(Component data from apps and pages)
_ _ _ _

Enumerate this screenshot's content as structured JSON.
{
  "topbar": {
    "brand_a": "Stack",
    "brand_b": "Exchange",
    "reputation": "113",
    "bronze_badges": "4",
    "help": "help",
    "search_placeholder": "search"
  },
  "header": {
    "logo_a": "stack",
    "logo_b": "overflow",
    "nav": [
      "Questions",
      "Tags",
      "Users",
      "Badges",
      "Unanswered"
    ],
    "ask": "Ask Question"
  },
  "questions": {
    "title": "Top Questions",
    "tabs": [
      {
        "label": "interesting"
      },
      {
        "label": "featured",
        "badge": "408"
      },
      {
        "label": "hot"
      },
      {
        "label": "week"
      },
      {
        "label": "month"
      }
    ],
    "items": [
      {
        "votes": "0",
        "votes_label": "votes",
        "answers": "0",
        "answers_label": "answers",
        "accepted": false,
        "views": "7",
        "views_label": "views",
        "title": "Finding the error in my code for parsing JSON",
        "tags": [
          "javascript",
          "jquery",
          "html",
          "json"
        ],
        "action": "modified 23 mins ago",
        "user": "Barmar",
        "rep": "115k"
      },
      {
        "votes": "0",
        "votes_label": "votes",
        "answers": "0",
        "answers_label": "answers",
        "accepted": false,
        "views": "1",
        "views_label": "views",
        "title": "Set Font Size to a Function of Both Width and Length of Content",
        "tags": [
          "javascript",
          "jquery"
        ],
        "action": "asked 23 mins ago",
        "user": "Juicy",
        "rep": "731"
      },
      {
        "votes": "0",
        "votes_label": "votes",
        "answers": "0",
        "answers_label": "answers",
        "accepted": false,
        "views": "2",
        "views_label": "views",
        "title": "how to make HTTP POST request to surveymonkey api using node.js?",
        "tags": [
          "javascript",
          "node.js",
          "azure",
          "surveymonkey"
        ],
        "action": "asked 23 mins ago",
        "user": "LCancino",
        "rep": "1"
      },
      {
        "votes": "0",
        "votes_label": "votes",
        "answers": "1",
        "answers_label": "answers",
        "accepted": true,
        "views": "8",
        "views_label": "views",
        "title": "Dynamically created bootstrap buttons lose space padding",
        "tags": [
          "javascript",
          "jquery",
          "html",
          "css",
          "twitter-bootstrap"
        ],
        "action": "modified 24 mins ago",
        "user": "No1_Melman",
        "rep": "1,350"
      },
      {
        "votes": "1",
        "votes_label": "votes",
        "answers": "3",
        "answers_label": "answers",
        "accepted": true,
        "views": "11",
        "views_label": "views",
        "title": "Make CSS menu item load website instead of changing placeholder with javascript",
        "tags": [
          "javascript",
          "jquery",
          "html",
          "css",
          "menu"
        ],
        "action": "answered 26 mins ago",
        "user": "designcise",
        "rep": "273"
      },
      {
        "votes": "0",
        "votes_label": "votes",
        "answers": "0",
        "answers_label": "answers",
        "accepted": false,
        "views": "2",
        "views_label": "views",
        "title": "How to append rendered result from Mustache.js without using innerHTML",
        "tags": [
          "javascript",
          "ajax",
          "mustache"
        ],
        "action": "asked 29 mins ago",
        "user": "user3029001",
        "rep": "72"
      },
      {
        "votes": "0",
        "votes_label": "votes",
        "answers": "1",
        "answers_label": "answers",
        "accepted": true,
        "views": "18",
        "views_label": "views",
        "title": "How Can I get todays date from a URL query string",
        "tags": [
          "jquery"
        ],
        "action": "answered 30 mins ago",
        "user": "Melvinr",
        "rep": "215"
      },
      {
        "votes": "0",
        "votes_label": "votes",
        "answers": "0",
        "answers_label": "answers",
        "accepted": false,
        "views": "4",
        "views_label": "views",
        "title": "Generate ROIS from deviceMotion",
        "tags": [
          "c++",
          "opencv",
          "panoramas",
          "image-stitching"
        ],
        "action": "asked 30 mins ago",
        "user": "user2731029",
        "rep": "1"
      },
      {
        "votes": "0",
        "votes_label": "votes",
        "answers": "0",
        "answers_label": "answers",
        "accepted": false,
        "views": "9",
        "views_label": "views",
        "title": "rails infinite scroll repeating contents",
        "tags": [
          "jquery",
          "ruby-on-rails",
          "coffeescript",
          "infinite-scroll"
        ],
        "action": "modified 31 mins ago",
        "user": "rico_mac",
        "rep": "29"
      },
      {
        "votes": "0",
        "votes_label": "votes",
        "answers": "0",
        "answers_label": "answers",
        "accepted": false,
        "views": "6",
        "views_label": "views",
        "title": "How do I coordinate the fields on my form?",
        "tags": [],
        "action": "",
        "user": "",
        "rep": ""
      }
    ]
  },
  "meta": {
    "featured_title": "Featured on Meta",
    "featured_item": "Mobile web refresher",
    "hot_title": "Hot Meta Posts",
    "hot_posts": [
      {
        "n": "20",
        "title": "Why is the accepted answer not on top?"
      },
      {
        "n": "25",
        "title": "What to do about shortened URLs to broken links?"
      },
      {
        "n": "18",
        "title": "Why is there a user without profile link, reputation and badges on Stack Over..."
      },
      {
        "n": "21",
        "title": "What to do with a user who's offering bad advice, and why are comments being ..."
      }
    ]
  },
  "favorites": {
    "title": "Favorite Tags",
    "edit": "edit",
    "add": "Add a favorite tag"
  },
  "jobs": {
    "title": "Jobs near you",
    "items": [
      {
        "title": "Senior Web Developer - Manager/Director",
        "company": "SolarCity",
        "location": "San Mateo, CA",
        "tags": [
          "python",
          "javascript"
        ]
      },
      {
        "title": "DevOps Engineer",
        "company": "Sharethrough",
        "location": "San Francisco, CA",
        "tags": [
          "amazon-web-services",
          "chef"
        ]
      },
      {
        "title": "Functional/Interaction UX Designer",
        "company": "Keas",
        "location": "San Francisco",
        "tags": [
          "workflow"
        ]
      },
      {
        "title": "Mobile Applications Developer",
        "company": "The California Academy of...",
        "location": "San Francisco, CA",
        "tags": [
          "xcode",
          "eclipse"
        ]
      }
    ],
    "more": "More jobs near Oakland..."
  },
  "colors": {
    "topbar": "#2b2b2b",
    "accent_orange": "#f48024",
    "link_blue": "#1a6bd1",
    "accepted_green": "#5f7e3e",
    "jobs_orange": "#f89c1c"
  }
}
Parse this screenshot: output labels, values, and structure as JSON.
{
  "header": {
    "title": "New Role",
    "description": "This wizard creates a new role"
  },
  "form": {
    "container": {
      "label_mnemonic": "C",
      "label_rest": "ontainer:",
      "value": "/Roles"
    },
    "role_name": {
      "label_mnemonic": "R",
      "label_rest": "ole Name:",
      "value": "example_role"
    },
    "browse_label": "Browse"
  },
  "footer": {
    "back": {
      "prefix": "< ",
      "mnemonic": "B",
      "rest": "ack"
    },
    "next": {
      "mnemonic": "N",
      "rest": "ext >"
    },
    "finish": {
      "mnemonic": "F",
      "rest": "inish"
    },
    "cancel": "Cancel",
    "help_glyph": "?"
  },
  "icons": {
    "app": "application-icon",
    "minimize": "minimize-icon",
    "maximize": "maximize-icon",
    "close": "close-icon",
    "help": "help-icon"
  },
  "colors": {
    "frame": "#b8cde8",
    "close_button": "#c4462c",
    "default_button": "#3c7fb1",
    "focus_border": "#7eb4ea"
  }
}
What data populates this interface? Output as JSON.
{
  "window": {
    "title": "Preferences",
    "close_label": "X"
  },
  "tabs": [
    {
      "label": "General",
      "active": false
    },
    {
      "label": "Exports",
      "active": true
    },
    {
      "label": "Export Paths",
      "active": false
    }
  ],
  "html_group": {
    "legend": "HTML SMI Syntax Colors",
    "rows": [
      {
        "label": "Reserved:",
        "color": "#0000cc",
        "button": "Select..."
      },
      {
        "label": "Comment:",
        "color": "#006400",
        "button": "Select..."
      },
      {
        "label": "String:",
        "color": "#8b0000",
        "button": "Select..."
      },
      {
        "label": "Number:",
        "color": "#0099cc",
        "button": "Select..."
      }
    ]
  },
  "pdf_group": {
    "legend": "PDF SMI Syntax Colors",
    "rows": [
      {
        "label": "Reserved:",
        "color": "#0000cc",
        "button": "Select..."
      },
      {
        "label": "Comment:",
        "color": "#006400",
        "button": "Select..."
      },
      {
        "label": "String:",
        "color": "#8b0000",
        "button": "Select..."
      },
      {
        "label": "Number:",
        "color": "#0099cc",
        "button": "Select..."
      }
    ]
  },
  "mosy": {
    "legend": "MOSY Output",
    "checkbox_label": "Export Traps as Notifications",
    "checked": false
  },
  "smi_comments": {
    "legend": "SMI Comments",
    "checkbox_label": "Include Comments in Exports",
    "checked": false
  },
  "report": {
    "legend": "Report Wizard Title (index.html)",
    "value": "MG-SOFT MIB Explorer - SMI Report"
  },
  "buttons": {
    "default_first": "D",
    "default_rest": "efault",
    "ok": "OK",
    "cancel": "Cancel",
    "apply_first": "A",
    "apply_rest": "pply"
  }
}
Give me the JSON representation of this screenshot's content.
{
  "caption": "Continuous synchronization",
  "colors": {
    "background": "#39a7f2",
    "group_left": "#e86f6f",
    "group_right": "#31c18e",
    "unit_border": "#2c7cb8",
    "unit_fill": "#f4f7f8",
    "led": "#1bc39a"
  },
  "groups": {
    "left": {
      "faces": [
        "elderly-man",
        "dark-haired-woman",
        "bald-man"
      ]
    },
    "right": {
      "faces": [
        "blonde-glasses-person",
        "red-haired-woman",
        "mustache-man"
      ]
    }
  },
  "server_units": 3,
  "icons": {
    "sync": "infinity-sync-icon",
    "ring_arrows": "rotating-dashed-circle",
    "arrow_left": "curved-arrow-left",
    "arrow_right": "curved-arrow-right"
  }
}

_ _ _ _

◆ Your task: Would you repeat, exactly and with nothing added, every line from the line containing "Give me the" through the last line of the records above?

◆ Solution to the exercise:
Give me the JSON representation of this screenshot's content.
{
  "caption": "Continuous synchronization",
  "colors": {
    "background": "#39a7f2",
    "group_left": "#e86f6f",
    "group_right": "#31c18e",
    "unit_border": "#2c7cb8",
    "unit_fill": "#f4f7f8",
    "led": "#1bc39a"
  },
  "groups": {
    "left": {
      "faces": [
        "elderly-man",
        "dark-haired-woman",
        "bald-man"
      ]
    },
    "right": {
      "faces": [
        "blonde-glasses-person",
        "red-haired-woman",
        "mustache-man"
      ]
    }
  },
  "server_units": 3,
  "icons": {
    "sync": "infinity-sync-icon",
    "ring_arrows": "rotating-dashed-circle",
    "arrow_left": "curved-arrow-left",
    "arrow_right": "curved-arrow-right"
  }
}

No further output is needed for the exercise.